FAQs – What does the hibiscus flower symbolize?
1. What does the hibiscus flower represent?
The hibiscus flower represents love, beauty, and prosperity. It is often associated with the tropical islands and is commonly used in Hawaiian leis.
2. What is the spiritual meaning of the hibiscus flower?
In Buddhism, the hibiscus is seen as a symbol of enlightenment and immortality. It is believed to represent the fleeting nature of life and the eternal beauty of the soul.
3. What does the color of the hibiscus flower signify?
The different colors of hibiscus flowers symbolize different things. For example, red signifies love and passion, pink represents femininity and grace, and yellow represents happiness and friendship.
4. What does the hibiscus flower represent in Hawaiian culture?
In Hawaiian culture, the hibiscus flower symbolizes hospitality, and it is often used to welcome guests. It is also used to represent the goddess Pele, who is associated with fire, lightning, and volcanoes.
5. What does the hibiscus flower represent in Chinese culture?
In Chinese culture, the hibiscus represents fame, wealth, and honor. It is often gifted to someone who has achieved a great accomplishment or is seen as successful.
6. What does the hibiscus flower represent in Indian culture?
In Indian culture, the hibiscus is associated with the goddess Kali, who is seen as a representation of destruction and creation. The flower is used in her worship, and it is seen as a symbol of female power.
7. Is the hibiscus flower poisonous?
The hibiscus flower is safe to consume, and it is often used to make tea. However, some species of hibiscus can be toxic to pets, so it is important to do research before planting hibiscus if you have animals.

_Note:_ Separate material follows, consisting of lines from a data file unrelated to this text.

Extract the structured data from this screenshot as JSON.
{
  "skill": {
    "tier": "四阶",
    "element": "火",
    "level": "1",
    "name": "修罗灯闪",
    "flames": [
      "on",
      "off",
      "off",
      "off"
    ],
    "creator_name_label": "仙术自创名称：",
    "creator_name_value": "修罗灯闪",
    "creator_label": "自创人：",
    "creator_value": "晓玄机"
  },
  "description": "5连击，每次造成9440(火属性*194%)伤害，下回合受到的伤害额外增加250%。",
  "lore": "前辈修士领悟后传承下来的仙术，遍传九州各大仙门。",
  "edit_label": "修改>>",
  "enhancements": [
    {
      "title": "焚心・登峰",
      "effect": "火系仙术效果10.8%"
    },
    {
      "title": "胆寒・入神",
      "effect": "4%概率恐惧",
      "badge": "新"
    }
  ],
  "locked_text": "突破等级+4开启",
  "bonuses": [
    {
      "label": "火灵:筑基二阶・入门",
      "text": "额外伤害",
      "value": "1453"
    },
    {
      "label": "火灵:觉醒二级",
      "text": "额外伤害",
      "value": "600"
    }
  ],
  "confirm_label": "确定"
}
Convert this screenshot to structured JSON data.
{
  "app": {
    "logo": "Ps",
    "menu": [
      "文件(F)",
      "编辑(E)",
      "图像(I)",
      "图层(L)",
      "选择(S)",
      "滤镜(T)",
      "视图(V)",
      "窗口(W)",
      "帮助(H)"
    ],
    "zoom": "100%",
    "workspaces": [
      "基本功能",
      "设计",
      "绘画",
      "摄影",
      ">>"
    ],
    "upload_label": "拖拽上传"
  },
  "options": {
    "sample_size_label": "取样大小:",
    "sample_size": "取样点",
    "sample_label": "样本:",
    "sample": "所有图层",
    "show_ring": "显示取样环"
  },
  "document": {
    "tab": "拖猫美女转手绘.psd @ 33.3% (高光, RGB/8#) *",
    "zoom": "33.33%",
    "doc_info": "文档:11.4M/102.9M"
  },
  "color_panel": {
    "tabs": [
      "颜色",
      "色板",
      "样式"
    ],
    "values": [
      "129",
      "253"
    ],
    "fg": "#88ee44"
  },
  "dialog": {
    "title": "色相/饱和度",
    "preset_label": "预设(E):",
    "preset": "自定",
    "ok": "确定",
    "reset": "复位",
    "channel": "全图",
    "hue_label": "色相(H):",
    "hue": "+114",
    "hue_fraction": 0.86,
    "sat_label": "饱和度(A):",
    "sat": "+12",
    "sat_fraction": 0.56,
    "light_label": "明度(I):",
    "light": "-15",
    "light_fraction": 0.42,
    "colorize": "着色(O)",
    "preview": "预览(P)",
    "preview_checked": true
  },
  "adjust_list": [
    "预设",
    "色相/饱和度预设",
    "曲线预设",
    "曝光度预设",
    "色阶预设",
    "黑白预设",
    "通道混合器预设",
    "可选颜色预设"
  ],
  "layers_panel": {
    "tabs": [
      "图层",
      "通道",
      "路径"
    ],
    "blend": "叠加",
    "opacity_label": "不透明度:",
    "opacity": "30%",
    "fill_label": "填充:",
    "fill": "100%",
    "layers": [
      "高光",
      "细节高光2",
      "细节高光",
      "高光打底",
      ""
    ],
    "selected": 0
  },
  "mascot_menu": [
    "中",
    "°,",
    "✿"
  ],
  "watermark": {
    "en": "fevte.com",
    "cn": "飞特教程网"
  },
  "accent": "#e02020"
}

Thank you for taking the time to learn about what the hibiscus flower symbolizes. Whether you were looking for spiritual significance, cultural meaning, or just a better understanding of this beautiful flower, we hope that you found the information helpful. Feel free to visit our site again for more fascinating topics!